Gibbs urges health authorities to act speedily for a joint health protocol | THE DAILY HERALD

Joint cooperation meeting in progress in the Préfecture.

MARIGOT–President of the Collectivité Daniel Gibbs took part in Wednesday’s cooperation meeting organised in the Préfecture, with Préfète Déléguée Sylvie Feucher, Prime Minister of St. Maarten Silveria Jacobs, Director of the Regional Health Agency of Guadeloupe and the Northern Islands ARS Valérie Denux, and their respective teams.

The respective health authorities of the State and St. Maarten discussed implementation of joint health protocols for both sides of the island as part of the fight against the spread of COVID-19. The creation of a joint screening centre and application of similar sanitary rules were part of the discussions.

Gibbs, who has been calling for this cross-border cooperation for several months, urged the health authorities to act quickly by implementing a health cooperation protocol as soon as possible. Denux said she would make a concrete proposal to the Prime Minister by the end of next week.

French Minister of Solidarity and Health Olivier Véran placed Guadeloupe in a maximum alert zone and closed bars and restaurants temporarily on the island from Monday, September 28.

While positive cases have dropped significantly on both sides of St. Maarten/St. Martin and restaurants are open, protocols are already strict for establishments on both sides. Gibbs said it would be inappropriate to apply such a restriction but preferable to harmonise prevention protocols.

Gibbs also insisted on the need to reinforce prevention actions and health protocols on the territory to contain the spread of the virus, to confirm the falling statistics recorded in recent days, and to allow socio-professionals to remain in business to save their companies.

“While we have been calling for this cooperation since March, it is now urgent to enter fully into a phase of concrete health cooperation with St. Maarten,” he said.

He expressly requested harmonisation of forms and screening protocols, notably on the mandatory testing time for entry into the territory (72 hours for European countries, 120 hours for St. Maarten).

Health authorities should meet as soon as possible to determine technical arrangements for implementing the joint measures (operating mode, location of the screening centre, financing of operations, introduction of a rapid test at Princess Juliana International Airport and Grand Case L’Espérance Airport.

Both Gibbs and Jacobs reiterated their joint priorities: protect the population, revive the economy without relaunching the epidemic. On the latter point, everything depends on the behaviour of citizens.
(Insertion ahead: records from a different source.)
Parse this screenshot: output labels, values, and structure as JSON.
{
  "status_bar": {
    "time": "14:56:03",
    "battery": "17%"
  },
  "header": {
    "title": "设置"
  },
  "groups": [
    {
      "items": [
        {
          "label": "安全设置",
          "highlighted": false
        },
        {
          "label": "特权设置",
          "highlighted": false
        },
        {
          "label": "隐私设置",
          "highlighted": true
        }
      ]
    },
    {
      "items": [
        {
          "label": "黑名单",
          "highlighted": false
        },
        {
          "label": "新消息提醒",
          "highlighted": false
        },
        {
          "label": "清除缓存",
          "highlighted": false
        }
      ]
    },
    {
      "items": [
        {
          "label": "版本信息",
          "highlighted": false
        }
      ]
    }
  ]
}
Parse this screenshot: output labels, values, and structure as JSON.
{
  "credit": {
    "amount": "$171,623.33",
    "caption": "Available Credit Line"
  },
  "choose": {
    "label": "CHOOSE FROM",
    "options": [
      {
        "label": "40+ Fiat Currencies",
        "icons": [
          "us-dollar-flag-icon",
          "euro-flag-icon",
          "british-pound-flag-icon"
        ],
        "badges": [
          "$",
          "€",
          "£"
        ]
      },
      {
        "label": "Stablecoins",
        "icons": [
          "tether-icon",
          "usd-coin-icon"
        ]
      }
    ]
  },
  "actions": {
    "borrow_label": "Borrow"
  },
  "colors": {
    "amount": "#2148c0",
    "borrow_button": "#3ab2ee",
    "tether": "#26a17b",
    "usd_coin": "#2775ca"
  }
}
“If we want to prevent new restrictions on bars and restaurants from being extended to St. Martin, we will have to act responsibly, be even more respectful of barrier measures in public spaces and within families, to prevent the epidemic from spreading,” concluded Gibbs.

A release from her office quoted Jacobs as being “very satisfied” with the outcome of the meeting, as much agreement and willingness for collaboration were expressed by both parties.

Jacobs looks forward to the technical outcome of the follow-up meetings which could lead to the establishment of a framework that can improve synchronisation of measures and ensure free movement around the island.

“As commonly agreed during the meeting, despite our two parts, we are one island. Thus, the need for coordination of our approach to combatting COVID-19 is paramount,” Jacobs said. “Throughout the varying measures taken by both our sides, our health agencies have continued to work together diligently based on the parameters of our memorandum of understanding (MOU).

“As we move into this new phase, we both mutually agreed that finding common reference points and indicators to addressing the pandemic is best for the long-term health and socio-economic relationship between our two sides.”

St. Maarten’s active cases decreased tremendously over the past several weeks due to raising awareness in the community and to the commercial business closures that lasted one month.

“Though testing capacity remains more of a financial and human resource challenge, St. Maarten Medical Center’s COVID-19-related admissions have been consistently low over the past seven weeks. As such, it is now known that to overcome the fight against COVID-19, it is not about not moving, but more about moving smart,” Jacobs concluded.

Source: The Daily Herald